Work instructions — What lines in the data hold the string "contrats"? Show them.

_ _ _ _ _

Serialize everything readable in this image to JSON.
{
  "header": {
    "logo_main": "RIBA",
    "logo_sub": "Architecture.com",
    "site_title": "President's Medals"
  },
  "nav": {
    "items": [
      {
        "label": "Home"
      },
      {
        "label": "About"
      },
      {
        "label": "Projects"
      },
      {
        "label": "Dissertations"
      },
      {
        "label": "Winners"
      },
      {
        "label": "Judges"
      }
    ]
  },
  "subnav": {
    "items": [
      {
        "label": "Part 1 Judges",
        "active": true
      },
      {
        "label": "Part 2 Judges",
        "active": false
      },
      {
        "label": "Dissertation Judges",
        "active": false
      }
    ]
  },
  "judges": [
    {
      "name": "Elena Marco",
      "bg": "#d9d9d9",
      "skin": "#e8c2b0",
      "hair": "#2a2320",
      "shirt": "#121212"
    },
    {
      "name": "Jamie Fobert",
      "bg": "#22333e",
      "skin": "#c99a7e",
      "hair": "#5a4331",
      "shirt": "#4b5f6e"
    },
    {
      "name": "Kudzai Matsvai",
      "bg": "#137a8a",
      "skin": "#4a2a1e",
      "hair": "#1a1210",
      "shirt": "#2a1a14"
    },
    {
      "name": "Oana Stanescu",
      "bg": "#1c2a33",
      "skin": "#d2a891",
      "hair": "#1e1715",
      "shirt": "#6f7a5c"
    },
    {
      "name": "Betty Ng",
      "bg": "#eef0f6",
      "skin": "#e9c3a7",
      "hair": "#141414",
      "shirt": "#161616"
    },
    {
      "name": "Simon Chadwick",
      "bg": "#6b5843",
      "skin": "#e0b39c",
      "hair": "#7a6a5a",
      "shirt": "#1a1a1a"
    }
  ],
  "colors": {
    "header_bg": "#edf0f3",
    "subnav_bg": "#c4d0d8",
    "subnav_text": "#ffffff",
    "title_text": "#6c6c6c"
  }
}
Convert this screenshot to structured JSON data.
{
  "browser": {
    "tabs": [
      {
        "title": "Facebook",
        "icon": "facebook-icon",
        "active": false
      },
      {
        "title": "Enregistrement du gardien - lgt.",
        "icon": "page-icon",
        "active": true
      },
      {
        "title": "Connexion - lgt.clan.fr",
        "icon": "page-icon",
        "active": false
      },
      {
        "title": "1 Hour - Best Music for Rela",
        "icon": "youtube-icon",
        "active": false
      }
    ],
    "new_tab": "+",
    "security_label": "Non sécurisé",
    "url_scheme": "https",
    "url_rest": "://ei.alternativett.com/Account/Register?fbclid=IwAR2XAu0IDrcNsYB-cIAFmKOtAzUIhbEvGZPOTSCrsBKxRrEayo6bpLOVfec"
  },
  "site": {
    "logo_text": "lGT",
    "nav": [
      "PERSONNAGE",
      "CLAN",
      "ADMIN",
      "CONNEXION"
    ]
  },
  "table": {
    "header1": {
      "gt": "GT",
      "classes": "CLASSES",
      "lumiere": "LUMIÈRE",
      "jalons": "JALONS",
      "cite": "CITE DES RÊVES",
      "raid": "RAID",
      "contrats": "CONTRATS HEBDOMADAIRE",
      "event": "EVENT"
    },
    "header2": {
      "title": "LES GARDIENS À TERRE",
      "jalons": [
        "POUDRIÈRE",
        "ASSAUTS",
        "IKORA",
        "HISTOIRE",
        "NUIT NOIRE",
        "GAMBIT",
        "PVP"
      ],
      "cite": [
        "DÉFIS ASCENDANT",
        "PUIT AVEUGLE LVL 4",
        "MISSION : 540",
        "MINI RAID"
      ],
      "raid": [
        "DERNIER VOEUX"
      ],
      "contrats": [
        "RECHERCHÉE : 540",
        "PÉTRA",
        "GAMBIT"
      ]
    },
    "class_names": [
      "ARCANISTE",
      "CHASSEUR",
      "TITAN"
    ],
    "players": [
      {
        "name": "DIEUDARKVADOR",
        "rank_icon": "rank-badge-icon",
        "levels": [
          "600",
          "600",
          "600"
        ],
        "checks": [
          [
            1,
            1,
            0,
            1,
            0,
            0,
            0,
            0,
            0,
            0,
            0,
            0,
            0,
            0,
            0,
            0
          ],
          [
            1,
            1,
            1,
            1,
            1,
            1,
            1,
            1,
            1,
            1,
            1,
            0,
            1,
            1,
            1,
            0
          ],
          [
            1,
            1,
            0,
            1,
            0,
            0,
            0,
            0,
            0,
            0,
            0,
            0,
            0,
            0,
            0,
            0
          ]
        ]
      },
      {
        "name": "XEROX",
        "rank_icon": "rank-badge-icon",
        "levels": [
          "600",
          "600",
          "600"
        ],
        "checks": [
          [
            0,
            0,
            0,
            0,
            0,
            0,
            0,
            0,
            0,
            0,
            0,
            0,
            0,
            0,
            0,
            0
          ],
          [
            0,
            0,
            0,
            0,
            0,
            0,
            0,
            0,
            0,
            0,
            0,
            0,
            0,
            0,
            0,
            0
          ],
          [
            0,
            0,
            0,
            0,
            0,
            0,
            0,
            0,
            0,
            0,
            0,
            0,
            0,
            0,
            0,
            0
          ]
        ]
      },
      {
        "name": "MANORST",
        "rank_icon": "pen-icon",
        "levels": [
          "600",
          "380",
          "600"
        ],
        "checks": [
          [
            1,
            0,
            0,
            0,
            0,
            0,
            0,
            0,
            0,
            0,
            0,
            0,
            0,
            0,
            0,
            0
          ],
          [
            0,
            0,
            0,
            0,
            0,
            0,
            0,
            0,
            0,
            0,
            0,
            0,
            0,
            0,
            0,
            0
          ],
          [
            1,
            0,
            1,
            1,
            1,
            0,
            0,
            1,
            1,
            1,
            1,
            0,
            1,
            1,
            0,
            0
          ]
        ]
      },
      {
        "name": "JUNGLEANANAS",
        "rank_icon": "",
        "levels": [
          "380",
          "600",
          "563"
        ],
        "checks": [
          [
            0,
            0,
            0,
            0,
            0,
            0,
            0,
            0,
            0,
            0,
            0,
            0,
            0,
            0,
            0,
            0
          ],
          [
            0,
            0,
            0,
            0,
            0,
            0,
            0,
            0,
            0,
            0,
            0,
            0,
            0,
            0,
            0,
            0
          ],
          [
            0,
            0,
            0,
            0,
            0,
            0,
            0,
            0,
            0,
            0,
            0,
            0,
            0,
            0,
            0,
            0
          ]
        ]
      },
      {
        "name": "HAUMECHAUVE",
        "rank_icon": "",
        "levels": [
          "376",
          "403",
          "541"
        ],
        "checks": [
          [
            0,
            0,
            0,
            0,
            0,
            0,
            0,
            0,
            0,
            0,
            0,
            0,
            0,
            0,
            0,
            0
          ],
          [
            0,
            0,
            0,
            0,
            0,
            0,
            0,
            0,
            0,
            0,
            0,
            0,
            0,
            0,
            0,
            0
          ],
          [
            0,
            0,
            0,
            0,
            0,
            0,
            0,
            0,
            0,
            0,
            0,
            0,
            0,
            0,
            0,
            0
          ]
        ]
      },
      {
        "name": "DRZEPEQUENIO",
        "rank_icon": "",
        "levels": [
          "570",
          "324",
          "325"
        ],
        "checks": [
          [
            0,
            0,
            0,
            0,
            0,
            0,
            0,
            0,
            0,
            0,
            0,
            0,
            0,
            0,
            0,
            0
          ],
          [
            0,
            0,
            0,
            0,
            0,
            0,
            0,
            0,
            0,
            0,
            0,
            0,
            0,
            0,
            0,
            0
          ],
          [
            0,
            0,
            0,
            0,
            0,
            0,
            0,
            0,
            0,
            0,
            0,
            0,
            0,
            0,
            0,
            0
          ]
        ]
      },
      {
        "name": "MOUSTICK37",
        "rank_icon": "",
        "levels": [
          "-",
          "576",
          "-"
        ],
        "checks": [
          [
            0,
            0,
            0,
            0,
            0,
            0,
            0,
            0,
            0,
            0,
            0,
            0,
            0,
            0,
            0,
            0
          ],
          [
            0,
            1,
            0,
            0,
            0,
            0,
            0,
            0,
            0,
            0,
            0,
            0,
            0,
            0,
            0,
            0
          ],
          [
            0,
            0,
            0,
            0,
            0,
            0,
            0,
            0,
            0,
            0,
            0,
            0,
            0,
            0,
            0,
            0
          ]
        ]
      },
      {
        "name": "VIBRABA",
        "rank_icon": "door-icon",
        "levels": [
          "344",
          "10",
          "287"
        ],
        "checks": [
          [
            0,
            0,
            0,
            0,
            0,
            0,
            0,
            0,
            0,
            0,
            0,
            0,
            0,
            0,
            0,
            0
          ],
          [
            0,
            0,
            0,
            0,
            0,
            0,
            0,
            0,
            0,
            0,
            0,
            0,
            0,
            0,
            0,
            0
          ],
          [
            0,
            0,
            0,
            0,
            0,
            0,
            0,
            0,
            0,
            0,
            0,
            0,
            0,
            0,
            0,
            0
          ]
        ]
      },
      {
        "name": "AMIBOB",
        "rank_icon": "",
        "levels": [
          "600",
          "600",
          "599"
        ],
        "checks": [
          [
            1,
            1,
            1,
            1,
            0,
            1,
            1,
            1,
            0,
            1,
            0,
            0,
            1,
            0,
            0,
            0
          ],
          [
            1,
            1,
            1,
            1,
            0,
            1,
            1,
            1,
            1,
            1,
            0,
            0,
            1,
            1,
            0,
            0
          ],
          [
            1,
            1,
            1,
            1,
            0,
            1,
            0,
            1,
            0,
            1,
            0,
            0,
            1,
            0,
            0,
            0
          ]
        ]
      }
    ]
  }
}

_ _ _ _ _

Response —
      "contrats": "CONTRATS HEBDOMADAIRE",
      "contrats": [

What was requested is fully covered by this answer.